Problem description: Collect all lines containing the word "search" from the data.

··· Listed entries ···

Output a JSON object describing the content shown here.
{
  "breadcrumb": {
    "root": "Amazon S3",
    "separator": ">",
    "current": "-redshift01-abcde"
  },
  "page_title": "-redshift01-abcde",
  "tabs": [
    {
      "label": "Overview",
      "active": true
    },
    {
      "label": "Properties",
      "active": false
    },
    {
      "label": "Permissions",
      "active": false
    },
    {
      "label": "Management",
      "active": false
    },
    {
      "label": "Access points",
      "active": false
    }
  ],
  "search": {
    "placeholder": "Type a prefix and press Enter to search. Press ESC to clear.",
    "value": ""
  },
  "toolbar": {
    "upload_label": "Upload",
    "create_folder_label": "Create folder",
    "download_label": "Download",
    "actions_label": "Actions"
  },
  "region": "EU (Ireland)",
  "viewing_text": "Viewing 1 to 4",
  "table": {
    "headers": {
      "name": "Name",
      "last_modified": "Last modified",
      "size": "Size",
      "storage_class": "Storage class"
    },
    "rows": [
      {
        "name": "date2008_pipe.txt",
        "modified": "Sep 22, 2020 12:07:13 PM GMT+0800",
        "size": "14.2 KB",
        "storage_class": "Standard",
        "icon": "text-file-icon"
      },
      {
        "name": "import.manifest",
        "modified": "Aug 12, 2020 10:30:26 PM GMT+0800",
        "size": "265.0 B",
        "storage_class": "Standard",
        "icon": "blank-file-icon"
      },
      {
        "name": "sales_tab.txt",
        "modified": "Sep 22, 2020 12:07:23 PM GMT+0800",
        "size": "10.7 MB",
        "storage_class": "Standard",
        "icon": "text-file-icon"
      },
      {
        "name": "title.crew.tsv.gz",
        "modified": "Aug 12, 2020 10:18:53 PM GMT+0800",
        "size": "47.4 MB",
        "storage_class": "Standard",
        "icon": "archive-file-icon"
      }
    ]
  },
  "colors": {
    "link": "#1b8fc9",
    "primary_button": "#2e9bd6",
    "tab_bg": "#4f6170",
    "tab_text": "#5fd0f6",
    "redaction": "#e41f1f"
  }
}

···

Written solution:
  "search": {
    "placeholder": "Type a prefix and press Enter to search. Press ESC to clear.",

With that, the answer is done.